Ehbeh. Anche se manca l'aria dell'estate italiane qui c'e' qualcos'altro. Qui ho altri diversi immagini e pensieri. In fatti, sabato abbiamo deciso di trascorrere la giornata al Isle of Wight. Cosi ci siamo alzati con l'alba fresca e siamo parti nella macchina con l'intenzione di visitare i posti popolari. Allora siamo arrivati con il traghetto verso le undici. Abbiamo deciso di trovare un posto splendido per quel prototipo "hobby" degli inglesi - lo picnic! Non siamo stati delusi. Tra le scogliere e sabbia d'orato c'era un posto al sole. Un piccolo picnic e' diventato un grande occasione con panini fine (posh), bicchieri di spumante, uva, mele, aqua, biscotti, in tanto una profussione di enogastronomia. Dopo questa pausa di tre ore c'era ancora tempo per eseguire il giro del'isola. Abbiamo visto i puntini - pezzetti di scogliere sotterato nel mare - spiaggie bellissime, un modellino di un villagio. Anzi, abbiamo avuto una giornata copioso - gli suoni dei gabbiani, aria salata, e un vento galleggianto.

the needles at isle of wight
Dunque, la maggia d'estate e' dappertutto - devo (dovresti?) solo guardare la bellezza che ho intorno e poi sorridere sinceramente e abbondantemente.


[a rose by any other name?]

"...once you have created an object of the variety called 'room' it can become anything simply by virtue of the way you name and describe it" (Sue Thomas, Hello World, 212). Hrm...this got me thinking. Even in virtual worlds language seems to be the "supreme" power? We can create anything via the language we choose to employ. Suggests to me Juliet who also recognises the power of language and no longer wishes to be a Capulet...much to think about here vis-a-vis women, language, and virtual environments/fiction.

Any thoughts?



ah. today we explored Hampshire's largest Farmer's market which happens to be in gothic Winchester. After enjoying a free breakfast of tasty treats like chive and mustard cheese, british trout, cress, hog roast, clotted-cream ice-cream...we hoped to work it off by having an amble through the town. the best bit was discovering Jane Austen's house and thatched roofs and the winding river. Glorious sunshine too.


[isle of wight]

a friend from Norwich came down for a visit this weekend. as we want to do a load of touristy things before we move up to busy Leicester we thought Isle of Wight sounded fine...and it was. Really lovely scenery. We had a wonderful picnic of the beach - three hours of chatting on topics such as education, travel, health, racism, sexism, quality of life...



I'm feeling hungry and so I'm roasting an organic chicken with lemon, rosemary, and garlic. AND I'm making Maureen's (the Canadian Maureen!) famous Greek potatoes. Smashing.


[home sweet home]

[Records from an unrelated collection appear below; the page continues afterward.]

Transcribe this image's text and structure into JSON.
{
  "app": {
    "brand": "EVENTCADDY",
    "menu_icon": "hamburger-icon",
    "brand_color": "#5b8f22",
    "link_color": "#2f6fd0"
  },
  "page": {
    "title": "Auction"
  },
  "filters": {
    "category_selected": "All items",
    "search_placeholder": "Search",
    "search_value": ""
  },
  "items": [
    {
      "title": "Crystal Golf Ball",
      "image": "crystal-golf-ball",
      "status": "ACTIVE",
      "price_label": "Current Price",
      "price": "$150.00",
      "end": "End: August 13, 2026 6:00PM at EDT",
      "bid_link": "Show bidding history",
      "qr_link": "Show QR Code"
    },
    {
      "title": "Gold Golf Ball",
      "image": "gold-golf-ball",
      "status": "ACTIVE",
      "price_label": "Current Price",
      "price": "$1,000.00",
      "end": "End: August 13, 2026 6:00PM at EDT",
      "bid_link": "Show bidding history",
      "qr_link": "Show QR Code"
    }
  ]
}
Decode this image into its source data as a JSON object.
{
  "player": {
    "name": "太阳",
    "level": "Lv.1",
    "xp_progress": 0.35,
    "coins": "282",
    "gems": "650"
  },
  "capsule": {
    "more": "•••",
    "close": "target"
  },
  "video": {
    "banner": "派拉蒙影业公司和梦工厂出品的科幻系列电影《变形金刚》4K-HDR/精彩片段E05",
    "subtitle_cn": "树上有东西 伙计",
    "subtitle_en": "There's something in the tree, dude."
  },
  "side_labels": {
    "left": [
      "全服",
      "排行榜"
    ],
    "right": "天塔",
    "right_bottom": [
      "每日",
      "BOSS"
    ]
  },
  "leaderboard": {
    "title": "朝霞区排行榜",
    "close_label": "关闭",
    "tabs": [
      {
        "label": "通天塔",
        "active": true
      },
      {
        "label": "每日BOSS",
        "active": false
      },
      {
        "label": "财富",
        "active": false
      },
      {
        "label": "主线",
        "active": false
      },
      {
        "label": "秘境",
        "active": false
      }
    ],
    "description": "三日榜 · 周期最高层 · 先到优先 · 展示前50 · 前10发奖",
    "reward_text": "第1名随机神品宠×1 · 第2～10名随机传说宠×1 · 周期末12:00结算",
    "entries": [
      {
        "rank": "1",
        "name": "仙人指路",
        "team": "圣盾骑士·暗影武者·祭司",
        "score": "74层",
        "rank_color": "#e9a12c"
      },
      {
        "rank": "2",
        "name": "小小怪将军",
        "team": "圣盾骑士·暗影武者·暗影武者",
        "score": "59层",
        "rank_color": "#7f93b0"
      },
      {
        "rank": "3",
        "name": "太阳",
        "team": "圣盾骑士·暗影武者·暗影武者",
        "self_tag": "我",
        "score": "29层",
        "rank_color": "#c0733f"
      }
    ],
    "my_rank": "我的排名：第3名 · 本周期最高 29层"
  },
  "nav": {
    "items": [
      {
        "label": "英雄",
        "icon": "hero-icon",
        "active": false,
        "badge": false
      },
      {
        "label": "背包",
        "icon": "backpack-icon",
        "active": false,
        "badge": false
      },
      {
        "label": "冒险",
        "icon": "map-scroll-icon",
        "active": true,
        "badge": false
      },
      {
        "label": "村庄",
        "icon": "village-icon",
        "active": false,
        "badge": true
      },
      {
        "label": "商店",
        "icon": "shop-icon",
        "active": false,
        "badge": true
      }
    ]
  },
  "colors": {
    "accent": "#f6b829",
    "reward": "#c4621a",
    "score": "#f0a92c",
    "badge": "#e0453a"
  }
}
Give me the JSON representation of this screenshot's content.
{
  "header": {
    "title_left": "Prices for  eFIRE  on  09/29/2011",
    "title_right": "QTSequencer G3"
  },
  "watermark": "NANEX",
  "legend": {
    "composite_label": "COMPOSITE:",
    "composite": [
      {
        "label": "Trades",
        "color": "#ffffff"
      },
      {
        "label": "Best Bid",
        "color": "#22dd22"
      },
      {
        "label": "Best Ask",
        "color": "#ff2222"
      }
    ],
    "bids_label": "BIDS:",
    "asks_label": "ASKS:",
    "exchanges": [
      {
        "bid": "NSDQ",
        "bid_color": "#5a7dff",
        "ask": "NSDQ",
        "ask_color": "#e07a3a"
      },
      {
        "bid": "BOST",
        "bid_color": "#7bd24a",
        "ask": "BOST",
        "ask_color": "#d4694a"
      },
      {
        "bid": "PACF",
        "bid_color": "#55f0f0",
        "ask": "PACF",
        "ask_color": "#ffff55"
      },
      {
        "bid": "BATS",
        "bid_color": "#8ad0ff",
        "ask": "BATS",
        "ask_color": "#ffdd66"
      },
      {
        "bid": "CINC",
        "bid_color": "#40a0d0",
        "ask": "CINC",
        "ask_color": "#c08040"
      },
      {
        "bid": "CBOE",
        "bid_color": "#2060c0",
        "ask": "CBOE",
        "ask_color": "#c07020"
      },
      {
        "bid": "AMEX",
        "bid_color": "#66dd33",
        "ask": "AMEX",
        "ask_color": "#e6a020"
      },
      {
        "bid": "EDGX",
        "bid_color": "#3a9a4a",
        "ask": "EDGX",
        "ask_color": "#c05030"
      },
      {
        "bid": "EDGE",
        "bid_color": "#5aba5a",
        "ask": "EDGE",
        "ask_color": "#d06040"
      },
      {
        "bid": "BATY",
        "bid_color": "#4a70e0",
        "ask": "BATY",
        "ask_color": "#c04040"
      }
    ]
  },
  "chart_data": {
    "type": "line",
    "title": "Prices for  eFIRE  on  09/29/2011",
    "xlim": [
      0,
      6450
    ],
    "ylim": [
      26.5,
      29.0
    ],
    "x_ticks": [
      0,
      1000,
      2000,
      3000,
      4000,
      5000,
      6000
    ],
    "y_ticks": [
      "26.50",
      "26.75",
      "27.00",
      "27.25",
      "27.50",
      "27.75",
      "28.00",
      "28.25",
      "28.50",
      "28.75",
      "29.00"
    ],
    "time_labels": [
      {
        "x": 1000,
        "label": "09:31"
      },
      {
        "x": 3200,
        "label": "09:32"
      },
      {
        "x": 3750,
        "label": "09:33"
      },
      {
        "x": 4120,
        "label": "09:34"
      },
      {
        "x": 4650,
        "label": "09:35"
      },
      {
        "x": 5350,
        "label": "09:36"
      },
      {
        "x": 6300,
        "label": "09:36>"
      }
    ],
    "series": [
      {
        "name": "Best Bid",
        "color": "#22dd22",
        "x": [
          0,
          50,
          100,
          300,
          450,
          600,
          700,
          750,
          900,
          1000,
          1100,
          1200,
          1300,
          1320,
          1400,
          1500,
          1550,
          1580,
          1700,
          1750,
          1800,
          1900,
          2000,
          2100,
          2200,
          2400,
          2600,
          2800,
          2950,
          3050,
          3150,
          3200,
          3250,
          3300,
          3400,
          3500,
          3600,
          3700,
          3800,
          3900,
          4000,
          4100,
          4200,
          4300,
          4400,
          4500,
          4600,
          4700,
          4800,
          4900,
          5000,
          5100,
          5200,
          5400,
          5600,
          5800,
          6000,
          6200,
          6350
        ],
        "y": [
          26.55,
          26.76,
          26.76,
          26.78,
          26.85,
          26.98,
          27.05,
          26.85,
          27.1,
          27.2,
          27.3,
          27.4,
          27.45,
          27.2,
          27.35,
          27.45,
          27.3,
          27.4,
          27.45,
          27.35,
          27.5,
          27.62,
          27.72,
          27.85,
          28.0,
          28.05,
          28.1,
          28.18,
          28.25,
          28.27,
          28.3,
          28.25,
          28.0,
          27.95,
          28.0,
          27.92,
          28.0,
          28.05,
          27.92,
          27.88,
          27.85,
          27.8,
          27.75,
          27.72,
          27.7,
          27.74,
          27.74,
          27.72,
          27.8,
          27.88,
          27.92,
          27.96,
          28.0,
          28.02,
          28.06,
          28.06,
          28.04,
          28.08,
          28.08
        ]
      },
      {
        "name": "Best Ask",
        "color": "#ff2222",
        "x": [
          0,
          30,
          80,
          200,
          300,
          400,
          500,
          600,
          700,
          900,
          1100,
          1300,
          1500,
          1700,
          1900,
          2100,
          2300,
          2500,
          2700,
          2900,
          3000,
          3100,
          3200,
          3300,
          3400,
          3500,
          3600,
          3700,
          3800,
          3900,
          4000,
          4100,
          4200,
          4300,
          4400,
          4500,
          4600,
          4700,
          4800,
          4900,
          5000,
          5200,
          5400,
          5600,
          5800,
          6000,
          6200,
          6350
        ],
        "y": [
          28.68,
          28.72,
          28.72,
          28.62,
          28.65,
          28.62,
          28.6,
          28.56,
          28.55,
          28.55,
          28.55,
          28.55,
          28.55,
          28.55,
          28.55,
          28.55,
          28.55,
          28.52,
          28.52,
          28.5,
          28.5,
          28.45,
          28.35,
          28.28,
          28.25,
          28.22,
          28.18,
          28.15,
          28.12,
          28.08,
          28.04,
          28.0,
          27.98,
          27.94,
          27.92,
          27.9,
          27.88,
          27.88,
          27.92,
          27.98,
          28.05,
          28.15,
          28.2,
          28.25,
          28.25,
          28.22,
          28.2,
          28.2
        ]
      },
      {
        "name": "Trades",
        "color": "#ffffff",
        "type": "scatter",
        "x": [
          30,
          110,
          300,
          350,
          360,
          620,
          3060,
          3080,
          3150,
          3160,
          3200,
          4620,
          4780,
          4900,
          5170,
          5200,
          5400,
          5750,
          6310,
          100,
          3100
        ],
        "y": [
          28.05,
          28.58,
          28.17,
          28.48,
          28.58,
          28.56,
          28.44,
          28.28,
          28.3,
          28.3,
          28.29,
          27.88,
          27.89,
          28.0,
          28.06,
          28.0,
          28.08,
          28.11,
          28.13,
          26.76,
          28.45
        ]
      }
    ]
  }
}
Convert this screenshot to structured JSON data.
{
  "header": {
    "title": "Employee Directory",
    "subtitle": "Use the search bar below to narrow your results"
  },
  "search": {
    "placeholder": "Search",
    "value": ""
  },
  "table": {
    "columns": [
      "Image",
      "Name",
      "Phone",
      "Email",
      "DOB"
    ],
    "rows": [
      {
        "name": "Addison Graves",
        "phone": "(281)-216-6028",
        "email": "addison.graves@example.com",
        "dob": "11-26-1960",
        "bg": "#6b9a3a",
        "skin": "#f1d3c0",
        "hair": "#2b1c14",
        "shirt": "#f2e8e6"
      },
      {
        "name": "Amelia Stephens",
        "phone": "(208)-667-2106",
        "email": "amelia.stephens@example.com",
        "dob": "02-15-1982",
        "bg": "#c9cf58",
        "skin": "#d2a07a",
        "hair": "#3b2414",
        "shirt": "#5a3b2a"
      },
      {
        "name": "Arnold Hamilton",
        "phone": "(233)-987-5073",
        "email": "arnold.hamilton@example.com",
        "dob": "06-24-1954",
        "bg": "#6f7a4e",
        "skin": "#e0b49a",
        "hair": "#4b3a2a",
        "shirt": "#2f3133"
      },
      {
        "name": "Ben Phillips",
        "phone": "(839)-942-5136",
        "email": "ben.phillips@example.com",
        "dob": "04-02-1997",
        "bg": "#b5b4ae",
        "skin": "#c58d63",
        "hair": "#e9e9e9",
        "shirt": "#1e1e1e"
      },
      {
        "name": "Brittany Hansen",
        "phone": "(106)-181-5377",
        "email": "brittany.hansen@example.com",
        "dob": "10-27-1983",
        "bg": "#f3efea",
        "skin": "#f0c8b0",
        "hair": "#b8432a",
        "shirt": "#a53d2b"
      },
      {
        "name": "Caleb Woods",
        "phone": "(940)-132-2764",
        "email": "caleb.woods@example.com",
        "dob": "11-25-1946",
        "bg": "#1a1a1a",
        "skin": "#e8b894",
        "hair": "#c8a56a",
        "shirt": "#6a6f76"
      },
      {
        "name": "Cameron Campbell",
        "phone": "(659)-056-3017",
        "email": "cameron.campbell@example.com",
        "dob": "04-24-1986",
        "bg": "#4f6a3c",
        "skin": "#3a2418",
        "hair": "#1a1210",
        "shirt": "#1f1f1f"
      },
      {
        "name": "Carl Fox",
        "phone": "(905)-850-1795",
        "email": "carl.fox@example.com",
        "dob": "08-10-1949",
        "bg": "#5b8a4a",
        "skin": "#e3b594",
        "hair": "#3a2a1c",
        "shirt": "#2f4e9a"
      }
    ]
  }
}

Right. Back home in Farnborough. After arriving back from Toronto we went up to Leicester to collect our kitty who'd been enjoying the month with her grandparents. They're great kitty-sitters! Isabella enjoyed the outdoors and has developed a passion for frog-hunting.Now, back to work. Dreaming of my proposal for Sue and completing my article on hypertext "beginnings."


[devil's punchbowl hike]

It's Steve's turn to choose what we're doing for our "day out." Harrumph! Silly me. His choice meant whisking me off to the wilds of Devil's Punchbowl for a 10.5km hike! Uphill and rocky. Can you say dead legs?! There were wonderful views though and it was a lovely way to enjoy the sun; we were out from noon until 7:30. We even had a very romantic sausage sarnie! As a treat, on the way home we stopped at a village pub for a very welcome ice-cold Guinness. (ok, calm down you traditionalists who like your Guinness warm!)



I'm feeling bored and lethargic but curious. Doing laundry.